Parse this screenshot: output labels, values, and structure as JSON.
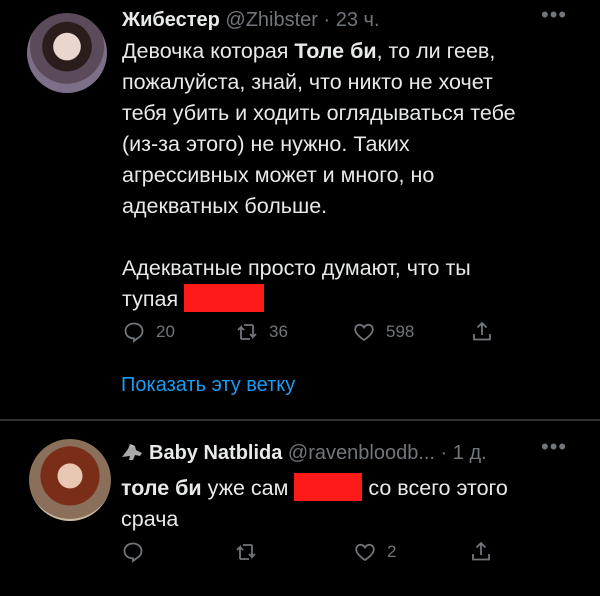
{
  "tweet1": {
    "name": "Жибестер",
    "handle": "@Zhibster",
    "time": "· 23 ч.",
    "more": "•••",
    "lines": [
      {
        "pre": "Девочка которая ",
        "bold": "Толе би",
        "post": ", то ли геев,"
      },
      {
        "pre": "пожалуйста, знай, что никто не хочет"
      },
      {
        "pre": "тебя убить и ходить оглядываться тебе"
      },
      {
        "pre": "(из-за этого) не нужно. Таких"
      },
      {
        "pre": "агрессивных может и много, но"
      },
      {
        "pre": "адекватных больше."
      },
      {
        "pre": ""
      },
      {
        "pre": "Адекватные просто думают, что ты"
      },
      {
        "pre": "тупая "
      }
    ],
    "replies": "20",
    "retweets": "36",
    "likes": "598",
    "show_thread": "Показать эту ветку"
  },
  "tweet2": {
    "name": "Baby Natblida",
    "handle": "@ravenbloodb...",
    "time": "· 1 д.",
    "more": "•••",
    "line1_bold": "толе би",
    "line1_mid": " уже сам ",
    "line1_post": " со всего этого",
    "line2": "срача",
    "replies": "",
    "retweets": "",
    "likes": "2"
  },
  "colors": {
    "background": "#000000",
    "text": "#e7e9ea",
    "muted": "#71767b",
    "link": "#1d9bf0",
    "redaction": "#ff1a1a"
  }
}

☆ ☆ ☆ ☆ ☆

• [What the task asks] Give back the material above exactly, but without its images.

• [The answer]
Parse this screenshot: output labels, values, and structure as JSON.
{
  "tweet1": {
    "name": "Жибестер",
    "handle": "@Zhibster",
    "time": "· 23 ч.",
    "more": "•••",
    "lines": [
      {
        "pre": "Девочка которая ",
        "bold": "Толе би",
        "post": ", то ли геев,"
      },
      {
        "pre": "пожалуйста, знай, что никто не хочет"
      },
      {
        "pre": "тебя убить и ходить оглядываться тебе"
      },
      {
        "pre": "(из-за этого) не нужно. Таких"
      },
      {
        "pre": "агрессивных может и много, но"
      },
      {
        "pre": "адекватных больше."
      },
      {
        "pre": ""
      },
      {
        "pre": "Адекватные просто думают, что ты"
      },
      {
        "pre": "тупая "
      }
    ],
    "replies": "20",
    "retweets": "36",
    "likes": "598",
    "show_thread": "Показать эту ветку"
  },
  "tweet2": {
    "name": "Baby Natblida",
    "handle": "@ravenbloodb...",
    "time": "· 1 д.",
    "more": "•••",
    "line1_bold": "толе би",
    "line1_mid": " уже сам ",
    "line1_post": " со всего этого",
    "line2": "срача",
    "replies": "",
    "retweets": "",
    "likes": "2"
  },
  "colors": {
    "background": "#000000",
    "text": "#e7e9ea",
    "muted": "#71767b",
    "link": "#1d9bf0",
    "redaction": "#ff1a1a"
  }
}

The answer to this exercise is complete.